§ ASSIGNMENT
Please return all lines from the records below that include the string "search".

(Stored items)
--

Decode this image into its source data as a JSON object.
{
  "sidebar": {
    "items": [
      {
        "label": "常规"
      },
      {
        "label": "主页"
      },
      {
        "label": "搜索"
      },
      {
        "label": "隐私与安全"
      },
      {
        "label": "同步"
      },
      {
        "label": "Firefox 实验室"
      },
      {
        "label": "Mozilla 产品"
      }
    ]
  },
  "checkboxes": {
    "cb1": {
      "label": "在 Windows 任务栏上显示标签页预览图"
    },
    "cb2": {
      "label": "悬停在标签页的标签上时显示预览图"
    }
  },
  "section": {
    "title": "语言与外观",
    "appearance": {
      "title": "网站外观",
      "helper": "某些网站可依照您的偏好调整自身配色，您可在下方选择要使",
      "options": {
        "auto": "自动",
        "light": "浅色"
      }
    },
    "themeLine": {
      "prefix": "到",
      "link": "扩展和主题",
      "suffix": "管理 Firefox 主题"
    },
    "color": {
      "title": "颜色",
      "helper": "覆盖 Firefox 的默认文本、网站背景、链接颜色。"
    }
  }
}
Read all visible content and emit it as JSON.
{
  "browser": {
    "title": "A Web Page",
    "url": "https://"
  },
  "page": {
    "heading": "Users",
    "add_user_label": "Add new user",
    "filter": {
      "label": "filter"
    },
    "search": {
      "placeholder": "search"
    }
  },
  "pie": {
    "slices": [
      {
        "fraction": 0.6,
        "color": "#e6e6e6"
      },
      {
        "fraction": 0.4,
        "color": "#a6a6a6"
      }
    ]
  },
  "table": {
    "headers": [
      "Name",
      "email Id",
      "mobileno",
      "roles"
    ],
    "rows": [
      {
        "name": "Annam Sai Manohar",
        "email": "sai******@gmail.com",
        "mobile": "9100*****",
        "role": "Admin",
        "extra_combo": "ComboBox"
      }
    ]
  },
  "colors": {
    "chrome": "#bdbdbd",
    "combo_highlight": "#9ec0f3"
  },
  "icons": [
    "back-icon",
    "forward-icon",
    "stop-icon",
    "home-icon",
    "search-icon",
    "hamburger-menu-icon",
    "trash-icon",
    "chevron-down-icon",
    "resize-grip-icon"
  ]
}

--

§ RESPONSE TO THIS TASK
    "search": {
      "placeholder": "search"
    "search-icon",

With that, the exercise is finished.